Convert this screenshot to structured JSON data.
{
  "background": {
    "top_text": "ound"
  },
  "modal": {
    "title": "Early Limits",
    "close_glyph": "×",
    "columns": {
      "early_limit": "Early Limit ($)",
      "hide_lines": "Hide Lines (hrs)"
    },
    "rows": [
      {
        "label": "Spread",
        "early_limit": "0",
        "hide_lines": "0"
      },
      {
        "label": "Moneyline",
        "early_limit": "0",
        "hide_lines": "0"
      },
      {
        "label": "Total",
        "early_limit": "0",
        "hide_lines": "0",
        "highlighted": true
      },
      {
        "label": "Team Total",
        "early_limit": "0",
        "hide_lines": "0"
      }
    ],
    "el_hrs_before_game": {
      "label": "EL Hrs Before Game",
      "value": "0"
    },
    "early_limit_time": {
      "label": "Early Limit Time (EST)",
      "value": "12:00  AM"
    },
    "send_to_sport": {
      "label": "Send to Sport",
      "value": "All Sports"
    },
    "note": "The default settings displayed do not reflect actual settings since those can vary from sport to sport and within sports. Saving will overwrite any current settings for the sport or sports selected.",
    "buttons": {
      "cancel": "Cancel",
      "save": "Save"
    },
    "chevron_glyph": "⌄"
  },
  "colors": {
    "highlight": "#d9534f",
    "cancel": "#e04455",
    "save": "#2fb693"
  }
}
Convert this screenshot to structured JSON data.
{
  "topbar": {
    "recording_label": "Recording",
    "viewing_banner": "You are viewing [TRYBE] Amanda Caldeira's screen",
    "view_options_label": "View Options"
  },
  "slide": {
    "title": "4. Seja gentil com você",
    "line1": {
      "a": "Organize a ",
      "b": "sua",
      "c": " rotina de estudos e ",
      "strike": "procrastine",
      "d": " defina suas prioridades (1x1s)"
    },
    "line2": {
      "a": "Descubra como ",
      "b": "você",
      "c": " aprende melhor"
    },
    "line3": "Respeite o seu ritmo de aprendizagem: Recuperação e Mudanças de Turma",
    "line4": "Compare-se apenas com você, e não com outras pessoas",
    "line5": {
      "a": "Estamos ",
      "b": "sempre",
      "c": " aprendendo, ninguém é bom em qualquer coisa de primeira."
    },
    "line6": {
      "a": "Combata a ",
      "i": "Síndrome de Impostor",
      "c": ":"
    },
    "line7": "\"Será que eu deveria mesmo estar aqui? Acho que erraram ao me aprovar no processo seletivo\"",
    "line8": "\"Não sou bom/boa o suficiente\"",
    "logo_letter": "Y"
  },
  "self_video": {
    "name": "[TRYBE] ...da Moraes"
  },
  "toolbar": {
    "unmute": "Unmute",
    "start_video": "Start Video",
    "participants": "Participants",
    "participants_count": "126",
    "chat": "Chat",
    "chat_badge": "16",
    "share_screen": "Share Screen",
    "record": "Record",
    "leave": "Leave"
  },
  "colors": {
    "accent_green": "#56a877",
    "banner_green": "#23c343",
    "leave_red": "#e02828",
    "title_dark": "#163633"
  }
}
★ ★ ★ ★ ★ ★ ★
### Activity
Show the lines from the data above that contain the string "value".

### Exercise answer
      "value": "0"
      "value": "12:00  AM"
      "value": "All Sports"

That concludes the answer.